According to Turk, the Golf Co-Op Marketing Plan’s objective is to intensify the marketing of Ocean City as a desirable golf destination by partnering with Ocean City Golf packagers to increase related revenue to the town and increase rounds booked at the town-owned golf course Eagles Landing. The marketing dollars that the eligible packagers match will double the investment made by the town resulting in extended reach, frequency and increased bookings.
When the plan was first presented, some on the council were concerned over issues, such as the partnership with Pam’s Golf due to past history, even though it is now under new ownership. In the past the town had a partnership with Pam’s Golf. The company went bankrupt while still owing the town $125,000. Another concern was that golf packagers would manipulate their share if the town would match it, having the taxpayers pick up the packagers’ slack.
Others on the council approved of the idea since the town would “get more bang for our buck.” But at that time the motion to approve the strategy died in a 3-3 vote.
This week, Turk and Croll returned with a tighter plan and addressed some of the council members’ previous concerns. The advertising funds for the co-op would be drawn from the existing budget for golf in the destination-advertising budget. The year-end package rounds report from Ocean City Golf Getaways would be used to determine the percentage of funds’ eligibility per packager.
The example presented was if a packager’s year-end results show that it booked 30 percent of packaged rounds in Ocean City it would be eligible for $20,000 in matching funds provided it meets the eligibility and disbursement requirements.
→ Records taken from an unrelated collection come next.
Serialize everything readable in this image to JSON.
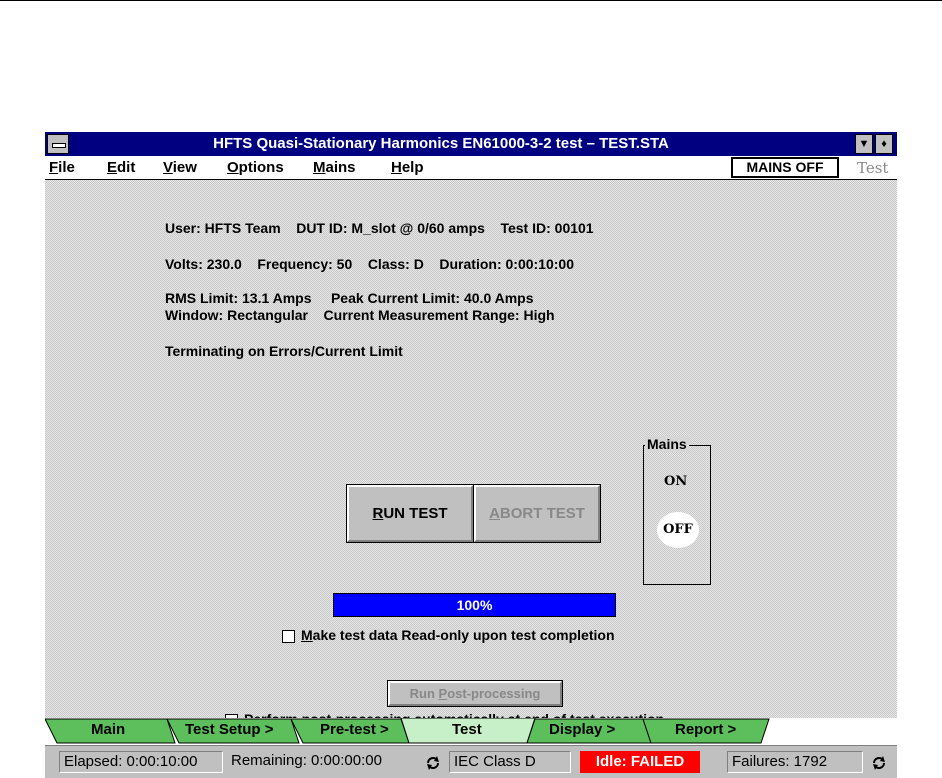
{
  "window": {
    "title": "HFTS Quasi-Stationary Harmonics EN61000-3-2 test – TEST.STA",
    "down_arrow": "▼",
    "restore_arrows": "♦"
  },
  "menu": {
    "items": [
      {
        "key": "F",
        "rest": "ile"
      },
      {
        "key": "E",
        "rest": "dit"
      },
      {
        "key": "V",
        "rest": "iew"
      },
      {
        "key": "O",
        "rest": "ptions"
      },
      {
        "key": "M",
        "rest": "ains"
      },
      {
        "key": "H",
        "rest": "elp"
      }
    ],
    "mains_off": "MAINS OFF",
    "test": "Test"
  },
  "info": {
    "user_line": "User: HFTS Team    DUT ID: M_slot @ 0/60 amps    Test ID: 00101",
    "volts_line": "Volts: 230.0    Frequency: 50    Class: D    Duration: 0:00:10:00",
    "limit_line": "RMS Limit: 13.1 Amps     Peak Current Limit: 40.0 Amps",
    "window_line": "Window: Rectangular    Current Measurement Range: High",
    "terminating": "Terminating on Errors/Current Limit"
  },
  "buttons": {
    "run_test_key": "R",
    "run_test_rest": "UN TEST",
    "abort_test_key": "A",
    "abort_test_rest": "BORT TEST",
    "run_post_pre": "Run ",
    "run_post_key": "P",
    "run_post_rest": "ost-processing"
  },
  "progress": {
    "label": "100%",
    "value": 1.0
  },
  "checkboxes": {
    "readonly_key": "M",
    "readonly_rest": "ake test data Read-only upon test completion",
    "postproc_key": "P",
    "postproc_rest": "erform post-processing automatically at end of test execution"
  },
  "mains": {
    "title": "Mains",
    "on": "ON",
    "off": "OFF"
  },
  "tabs": {
    "items": [
      "Main",
      "Test Setup >",
      "Pre-test >",
      "Test",
      "Display >",
      "Report >"
    ],
    "active": "Test"
  },
  "status": {
    "elapsed": "Elapsed: 0:00:10:00",
    "remaining": "Remaining: 0:00:00:00",
    "iec_class": "IEC Class D",
    "state": "Idle: FAILED",
    "failures": "Failures: 1792"
  },
  "colors": {
    "titlebar": "#000080",
    "progress": "#0000ff",
    "failed": "#ff0000",
    "tab_green": "#5cbf5c",
    "tab_active": "#c8f0c8"
  }
}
According to Turk, the co-op would benefit the town by bringing the entire group of businesses that benefit from golf together creating more of a powerful force for building golf travel to Ocean City. There were 80,000 golf package rounds played on area golf courses in 2010, compared to 10 years ago when it was 100,000.
Turk referred to the plan as a “win-win-win” proposal. Cooperative marketing will bring more visitors, increasing the revenue for other businesses in town. More golfers in town will increase tax revenue, which could mean more advertising money for the future.
Mayor Rick Meehan, Council Secretary Lloyd Martin, Councilman Doug Cymek and Councilwoman Mary Knight attempted to persuade the rest of the council to support the plan.
“I know the council has had issues with Pam’s in the past but that was a different entity all together,” Meehan said. “I know we have backed away from the new entity for a number of years, and I think that they have established themselves and their credibility.”
Cymek said approving the plan is a “no brainer.” He explained that the town is not spending any more money, and that it is the same $60,000 in the golf budget just allocated differently.
“There is nothing wrong with this. Four to one internal investment, Eagle’s Landing is going to get all the benefit, it makes sense,” he said.
Knight said that by giving golf packagers an incentive it will give them more of a reason to spend money in advertising.
“I see this personally as even growing more than four times to one, I would like to invest $100 and next year have $400 let alone have $60,000 and then getting $224,000,” she said.
Meehan asked the council to give the strategy a try for at least a year.
“It’s the same knowledge…we should be able to see the results, we should be able to look at the rounds played in Ocean City as a whole and also at Eagle’s Landing…I think you’re going to be able to see those dollars are well spent. If not we will be in the same position and we will re-allocate next year,” he said.
Martin reviewed the list of golf packagers that the town would be partnering up with, such as Harrison Group Golf, Clarion Resort and Commander Hotel.
“All these people book golf…if we can bring those dollars to our room [hotels] that’s our room revenue…I think it’s a win-win,” he said.
Councilman Brent Ashley said he thought the co-op just complicates the matter, saying, “The rounds are already up. I think what you are doing here is creating a monitoring nightmare.”
Councilman Joe Hall said he was closer to approving the idea but “not there yet.”
“If the motion could be adjusted to endorse the concept and allow Deb to go forward in front of TAB [Tourism Advisory Board] and present the idea, I would ask them to give a recommendation and give oversight on the marketing budget,” he said.
The Golf Co-Op Marketing Plan died for the second time in a vote of 3-3, with Council President Jim Hall absent.
“I think we have the ability to make decisions, I’m sorry you don’t,” Meehan said. “You win the battle but loose the war Mr. Hall.”